Eliana says that “If we trust the official numbers, 27% of the population has gone online in two years. This constitutes a major change. And these are people who have gone online on a different internet from the one we experienced three, six years ago. They’re online in an internet with trolls, hate speech, fake news; a lot of people are going online but they don’t know how to deal with risks while seizing the potential.”

Moreover, throughout their experience in the government and advocacy, they “have received a lot of questions regarding grooming, human trafficking, identity theft, child pornography. Having worked with politicians, public institutions, which is where we all come from, we know about the phenomena, the regulation and the places people can find support.”

Internet works on issues of digital rights and digital economy. Some of the topics they cover are big data and data protection, such as analyzing the impact of the GDPR in Latin America; censorship and State and corporate surveillance; e-commerce and internet governance, and the digital divide and north-south development. Their work takes place in the form of workshops, communications materials, debates series, events, research.

Their series of four workshops in Cochabamba serves as an example of the educational offerings Internet hopes to do: introduction to the internet, digital marketing, e-banking, digital security. They saw that the most highly requested workshop was the one on marketing, whereas digital security was the least popular. “We had trouble promoting it, but going forward we will make better posters for parents to learn about youth online safety. It’s not about calling it privacy but about being able to explain how phenomena relate to people’s lives.”

Their pedagogic goals for their workshops on youth online safety are to help people identify the ways in which they are exposing themselves or their children. “What happens when parents feel their kids are vulnerable? The idea is to help parents understand that it’s not about prohibiting kids from going online, but to have a better idea of how exactly kids get exposed. And help them all learn certain protective measures, like not advertising your phone number on a big Facebook group.”

They also do advocacy and communications materials on the intersection between technology and gender-based violence. They explain the regulatory frameworks to deal with human trafficking, sextortion. Bolivia has seen a fair share of cases where non-consensually shared intimate content has been weaponized against women journalists, politicians, and public figures.

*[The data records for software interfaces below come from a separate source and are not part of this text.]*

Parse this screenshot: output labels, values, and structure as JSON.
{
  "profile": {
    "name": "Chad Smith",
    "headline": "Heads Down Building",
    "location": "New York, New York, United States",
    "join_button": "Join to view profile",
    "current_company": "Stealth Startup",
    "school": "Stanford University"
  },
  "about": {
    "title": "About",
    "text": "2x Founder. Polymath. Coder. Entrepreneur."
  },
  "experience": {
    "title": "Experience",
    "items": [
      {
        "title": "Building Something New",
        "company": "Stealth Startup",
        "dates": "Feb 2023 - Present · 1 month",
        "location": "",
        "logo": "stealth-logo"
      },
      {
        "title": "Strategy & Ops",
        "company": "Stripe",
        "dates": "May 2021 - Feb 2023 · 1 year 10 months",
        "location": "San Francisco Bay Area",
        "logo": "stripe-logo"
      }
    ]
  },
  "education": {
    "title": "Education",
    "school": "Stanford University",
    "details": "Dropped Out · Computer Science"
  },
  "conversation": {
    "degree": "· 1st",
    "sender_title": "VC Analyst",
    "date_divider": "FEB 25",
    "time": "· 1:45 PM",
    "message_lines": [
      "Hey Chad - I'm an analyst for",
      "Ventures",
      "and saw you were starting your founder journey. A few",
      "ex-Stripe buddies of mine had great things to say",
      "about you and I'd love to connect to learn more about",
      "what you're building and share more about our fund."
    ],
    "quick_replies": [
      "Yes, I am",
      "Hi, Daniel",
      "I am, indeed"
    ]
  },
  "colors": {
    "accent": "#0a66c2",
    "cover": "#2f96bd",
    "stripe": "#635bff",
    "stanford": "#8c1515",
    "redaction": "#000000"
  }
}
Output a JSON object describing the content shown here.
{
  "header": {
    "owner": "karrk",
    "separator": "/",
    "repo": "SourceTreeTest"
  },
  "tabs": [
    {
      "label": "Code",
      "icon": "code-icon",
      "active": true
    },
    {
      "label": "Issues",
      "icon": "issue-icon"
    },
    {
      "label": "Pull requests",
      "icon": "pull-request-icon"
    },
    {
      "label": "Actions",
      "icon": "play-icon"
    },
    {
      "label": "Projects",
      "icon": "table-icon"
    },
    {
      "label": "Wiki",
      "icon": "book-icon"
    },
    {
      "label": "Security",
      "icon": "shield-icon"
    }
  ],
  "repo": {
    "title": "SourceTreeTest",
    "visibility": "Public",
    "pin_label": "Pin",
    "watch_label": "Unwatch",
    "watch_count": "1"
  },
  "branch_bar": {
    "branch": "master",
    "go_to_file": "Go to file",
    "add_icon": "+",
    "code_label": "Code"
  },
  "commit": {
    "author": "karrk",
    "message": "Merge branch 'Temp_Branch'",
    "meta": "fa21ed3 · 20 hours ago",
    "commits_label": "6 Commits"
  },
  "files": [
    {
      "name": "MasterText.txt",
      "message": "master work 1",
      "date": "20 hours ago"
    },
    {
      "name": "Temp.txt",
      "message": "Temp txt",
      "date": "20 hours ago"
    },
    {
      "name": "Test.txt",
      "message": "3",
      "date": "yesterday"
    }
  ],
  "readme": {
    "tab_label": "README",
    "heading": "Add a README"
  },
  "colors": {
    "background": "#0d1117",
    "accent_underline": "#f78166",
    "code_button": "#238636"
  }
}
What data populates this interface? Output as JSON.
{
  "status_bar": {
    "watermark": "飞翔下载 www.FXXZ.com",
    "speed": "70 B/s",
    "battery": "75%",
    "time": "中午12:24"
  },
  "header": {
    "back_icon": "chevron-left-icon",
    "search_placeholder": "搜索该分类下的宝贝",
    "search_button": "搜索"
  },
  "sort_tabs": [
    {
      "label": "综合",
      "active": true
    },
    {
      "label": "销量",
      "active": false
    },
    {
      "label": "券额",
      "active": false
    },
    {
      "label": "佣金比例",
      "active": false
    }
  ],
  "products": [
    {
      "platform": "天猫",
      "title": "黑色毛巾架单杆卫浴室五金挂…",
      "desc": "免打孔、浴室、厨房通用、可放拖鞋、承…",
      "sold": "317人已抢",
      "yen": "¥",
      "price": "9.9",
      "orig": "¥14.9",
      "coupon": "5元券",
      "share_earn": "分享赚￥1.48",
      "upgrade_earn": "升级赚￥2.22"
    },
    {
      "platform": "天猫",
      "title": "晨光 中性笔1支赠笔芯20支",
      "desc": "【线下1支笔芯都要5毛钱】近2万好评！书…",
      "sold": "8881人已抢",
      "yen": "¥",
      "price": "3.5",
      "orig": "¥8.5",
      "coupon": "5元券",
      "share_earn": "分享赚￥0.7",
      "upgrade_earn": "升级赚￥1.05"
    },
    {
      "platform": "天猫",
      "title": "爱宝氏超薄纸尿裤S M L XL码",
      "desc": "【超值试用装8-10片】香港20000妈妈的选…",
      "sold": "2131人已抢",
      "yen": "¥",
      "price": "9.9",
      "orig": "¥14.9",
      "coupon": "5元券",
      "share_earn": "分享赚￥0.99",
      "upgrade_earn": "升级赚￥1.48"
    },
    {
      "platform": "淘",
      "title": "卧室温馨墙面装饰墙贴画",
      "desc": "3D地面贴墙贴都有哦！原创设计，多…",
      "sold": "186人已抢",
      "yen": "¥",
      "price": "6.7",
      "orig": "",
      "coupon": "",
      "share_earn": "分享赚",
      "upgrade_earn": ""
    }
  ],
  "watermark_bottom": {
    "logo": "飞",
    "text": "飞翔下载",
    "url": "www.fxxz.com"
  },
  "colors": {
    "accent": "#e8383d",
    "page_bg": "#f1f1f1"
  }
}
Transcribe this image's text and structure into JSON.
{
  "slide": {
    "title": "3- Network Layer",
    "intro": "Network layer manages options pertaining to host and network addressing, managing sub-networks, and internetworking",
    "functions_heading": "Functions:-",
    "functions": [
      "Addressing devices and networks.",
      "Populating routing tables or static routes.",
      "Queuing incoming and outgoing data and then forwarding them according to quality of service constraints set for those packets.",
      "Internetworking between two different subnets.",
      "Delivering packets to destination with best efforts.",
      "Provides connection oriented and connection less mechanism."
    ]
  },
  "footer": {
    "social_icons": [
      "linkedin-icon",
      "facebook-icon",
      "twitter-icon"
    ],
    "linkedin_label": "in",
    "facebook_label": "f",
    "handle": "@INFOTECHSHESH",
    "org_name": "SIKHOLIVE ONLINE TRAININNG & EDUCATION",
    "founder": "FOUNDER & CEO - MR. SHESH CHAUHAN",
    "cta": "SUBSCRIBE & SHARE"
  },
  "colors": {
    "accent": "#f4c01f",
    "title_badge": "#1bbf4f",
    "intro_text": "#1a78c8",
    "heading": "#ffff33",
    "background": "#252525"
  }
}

Their research today is focused on social media trolls, censorship, and surveillance in Bolivia, and indicators that will hopefully come in useful in the electoral season in a year and a half. Like other countries in the region, political candidates in Bolivia are not afraid of contentious electoral uses of technology, and they want to be a watchdog. “We don’t have strong evidence to believe that governments or other actors in Bolivia are surveilling the population to the extent that the Colombian, Argentinean or Mexican governments are. It doesn’t mean this will not change in the future; it’s not like the government has no resources or is not learning from other governments. But we still have a culture of fear and self-censorship. People who do not want to talk because of government trolls that will attack you if you speak against the government. So now we need to start raising awareness in time for further rights violations.”

For Cristian, Internet brings methodologies informed by feminist and youth perspectives. They recognize that “If you all you say is ‘don’t, don’t, don’t’, you are leading people further into self-censorship and self-surveillance.”

Ultimately, the specialists who have congregated in Internet want to be independent of funding, at least partially. “We just want to be activists. We will finance part of our stuff ourselves. When you do something coherent, people will see the results.” I know that I, for one, cannot wait to see what they will be doing.

You can read more about Internet on their website.